Description of the task
Return only those lines of the records below in which "icon" appears.

%%

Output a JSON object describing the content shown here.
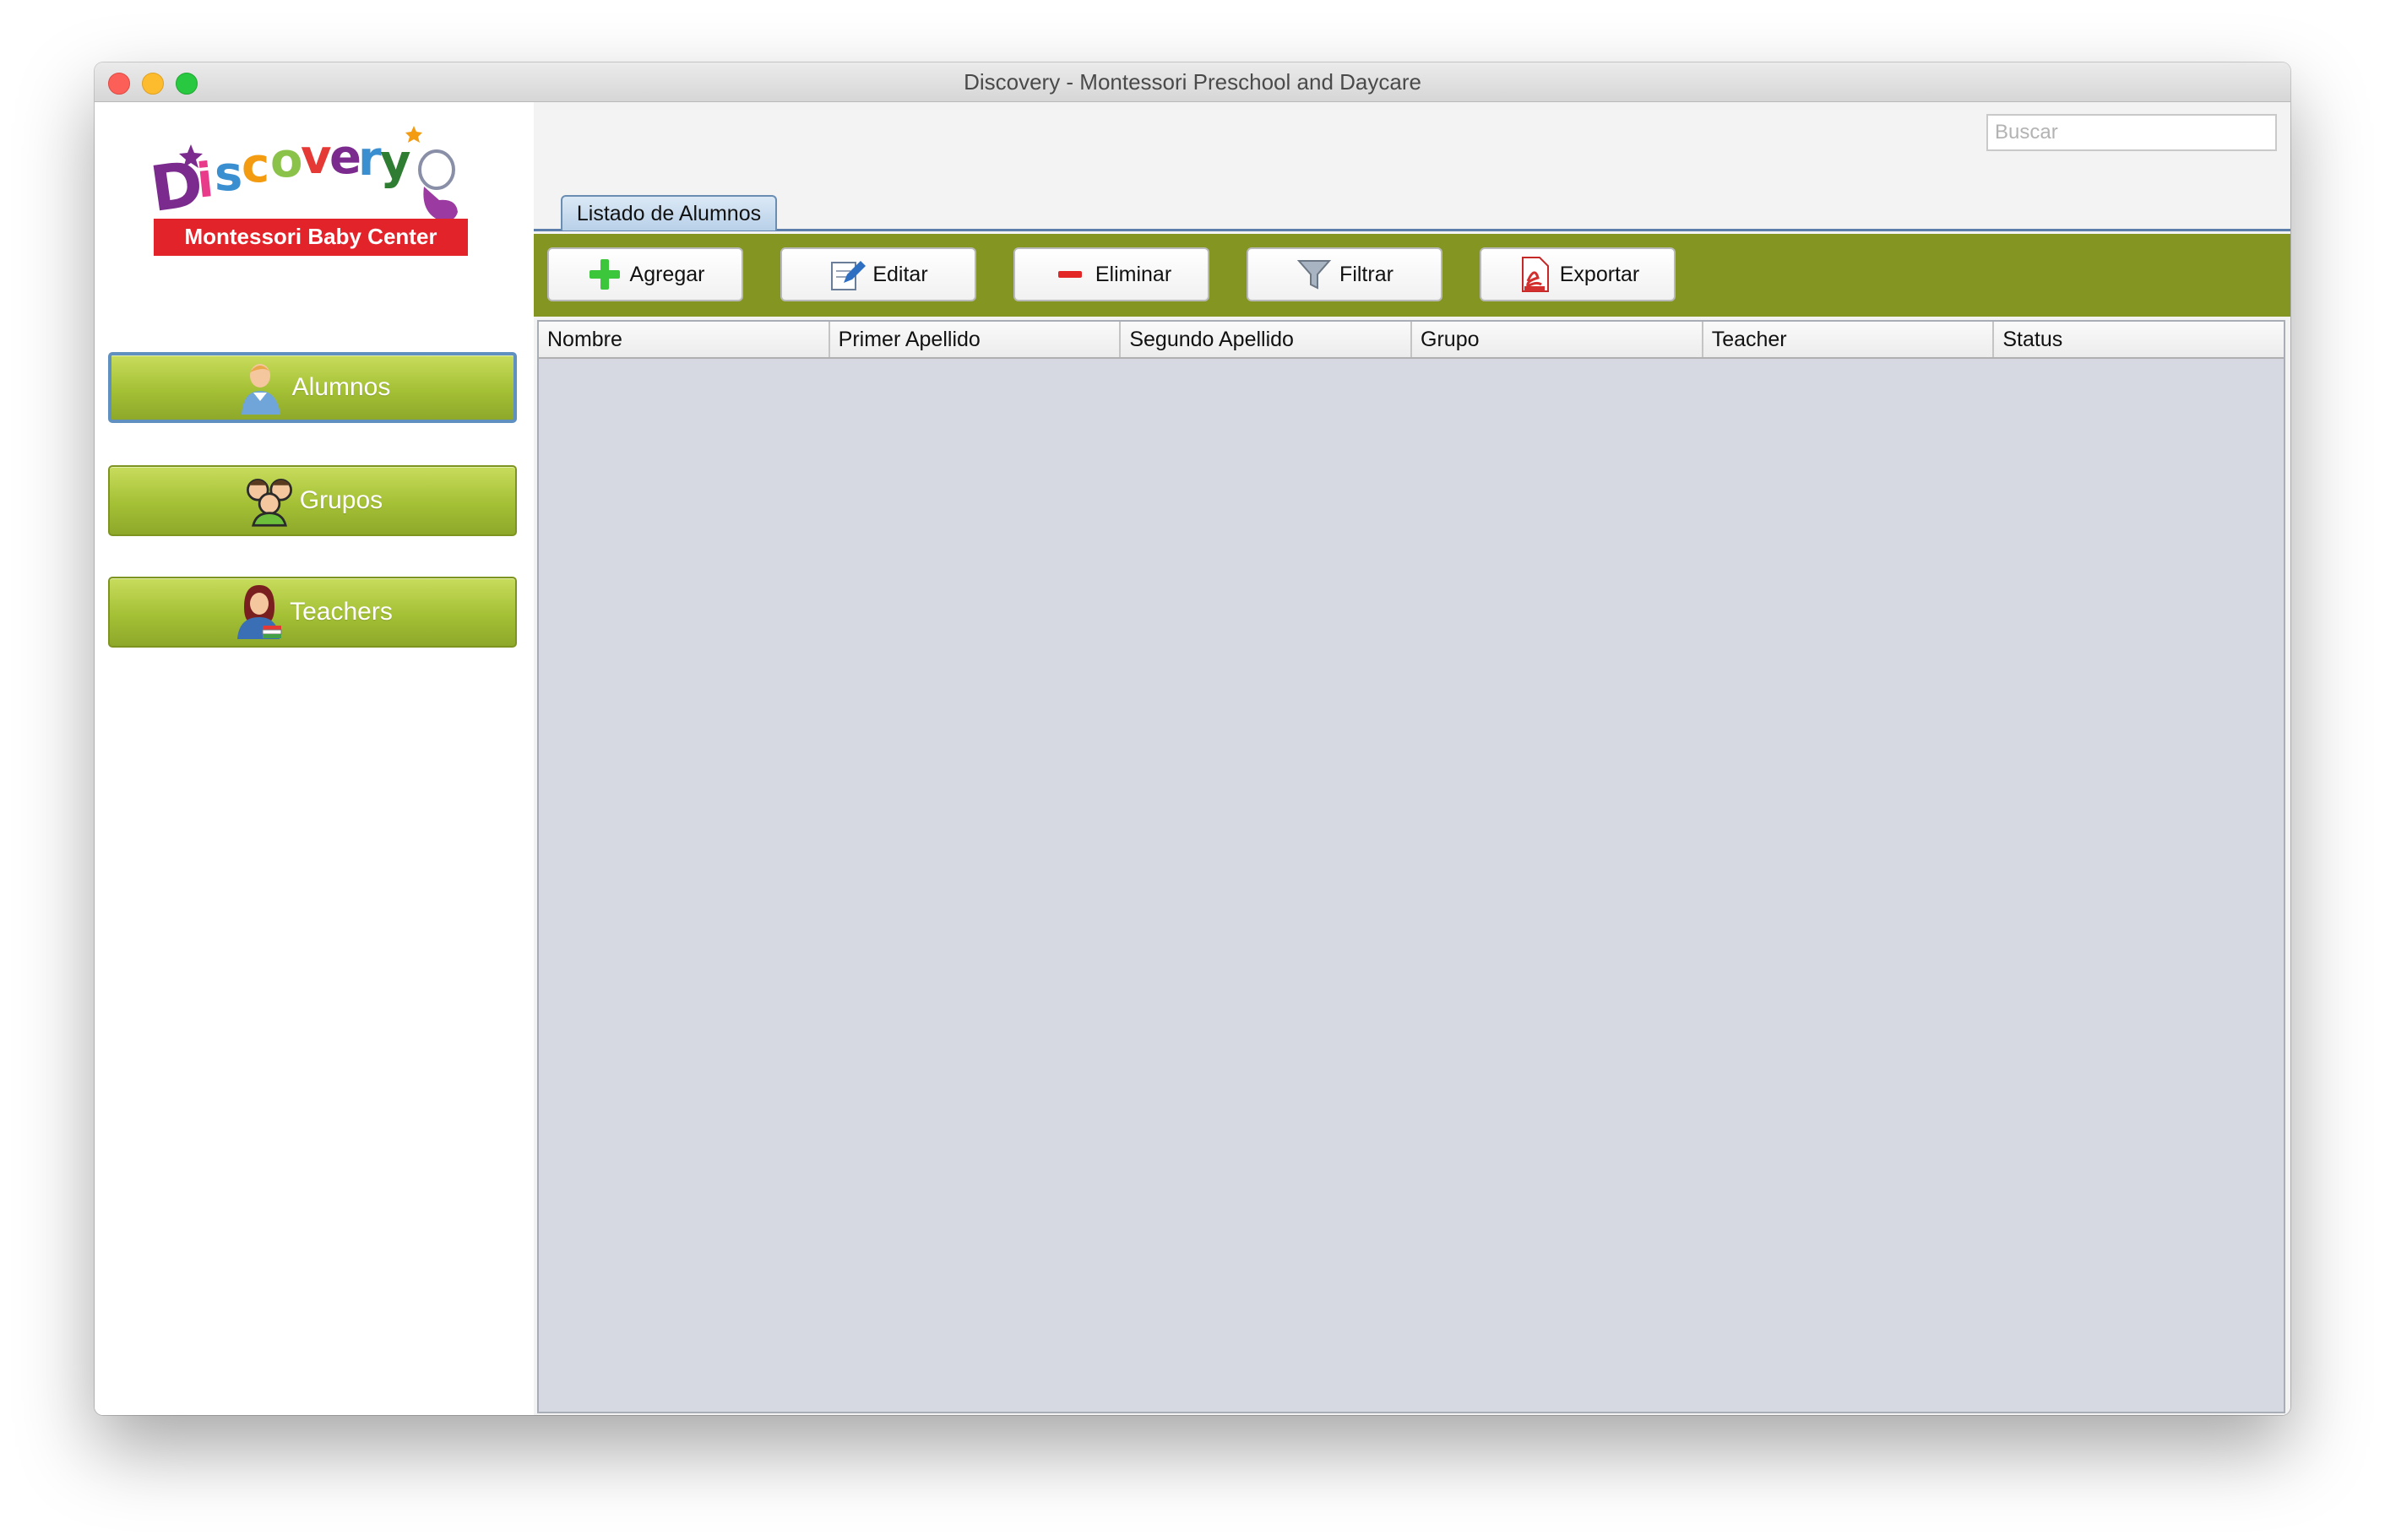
{
  "window": {
    "title": "Discovery - Montessori Preschool and Daycare"
  },
  "logo": {
    "brand": "Discovery",
    "tagline": "Montessori Baby Center"
  },
  "sidebar": {
    "items": [
      {
        "label": "Alumnos",
        "icon": "student-icon",
        "active": true
      },
      {
        "label": "Grupos",
        "icon": "group-icon",
        "active": false
      },
      {
        "label": "Teachers",
        "icon": "teacher-icon",
        "active": false
      }
    ]
  },
  "search": {
    "placeholder": "Buscar",
    "value": ""
  },
  "tabs": [
    {
      "label": "Listado de Alumnos",
      "active": true
    }
  ],
  "toolbar": {
    "buttons": [
      {
        "label": "Agregar",
        "icon": "plus-icon"
      },
      {
        "label": "Editar",
        "icon": "edit-icon"
      },
      {
        "label": "Eliminar",
        "icon": "minus-icon"
      },
      {
        "label": "Filtrar",
        "icon": "funnel-icon"
      },
      {
        "label": "Exportar",
        "icon": "pdf-icon"
      }
    ]
  },
  "table": {
    "columns": [
      "Nombre",
      "Primer Apellido",
      "Segundo Apellido",
      "Grupo",
      "Teacher",
      "Status"
    ],
    "rows": []
  },
  "colors": {
    "toolbar": "#849522",
    "nav_button": "#a4c035",
    "table_body": "#d6d9e1",
    "tab_accent": "#5b7faa",
    "logo_banner": "#e3232a"
  }
}
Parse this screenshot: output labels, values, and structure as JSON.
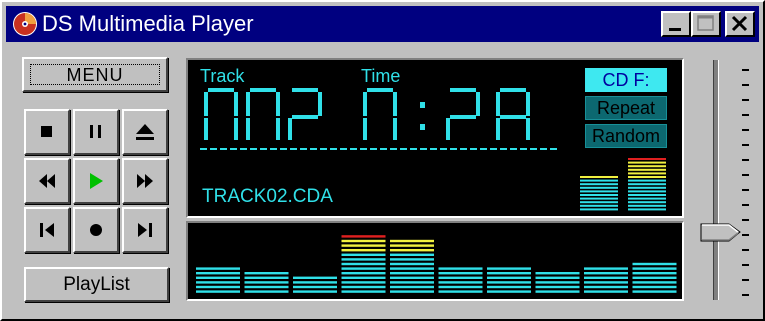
{
  "window": {
    "title": "DS Multimedia Player"
  },
  "controls": {
    "menu_label": "MENU",
    "playlist_label": "PlayList"
  },
  "display": {
    "track_label": "Track",
    "time_label": "Time",
    "track_number": "002",
    "time_minutes": "0",
    "time_seconds": "28",
    "time_colon": ":",
    "filename": "TRACK02.CDA"
  },
  "tags": {
    "source": "CD F:",
    "repeat": "Repeat",
    "random": "Random"
  },
  "state": {
    "source_active": true,
    "repeat_active": false,
    "random_active": false,
    "playing": true
  },
  "colors": {
    "lcd_cyan": "#30e0e8",
    "level_yellow": "#f0f040",
    "level_red": "#e02020",
    "play_green": "#00c000",
    "titlebar": "#000080"
  },
  "vu_meter": {
    "left_level": 0.63,
    "right_level": 0.94
  },
  "equalizer": {
    "band_levels": [
      6,
      5,
      4,
      13,
      12,
      6,
      6,
      5,
      6,
      7
    ],
    "max_level": 14
  },
  "volume": {
    "level": 0.27
  }
}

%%

Solved exercise
        "icon": "student-icon",
        "icon": "group-icon",
        "icon": "teacher-icon",
        "icon": "plus-icon"
        "icon": "edit-icon"
        "icon": "minus-icon"
        "icon": "funnel-icon"
        "icon": "pdf-icon"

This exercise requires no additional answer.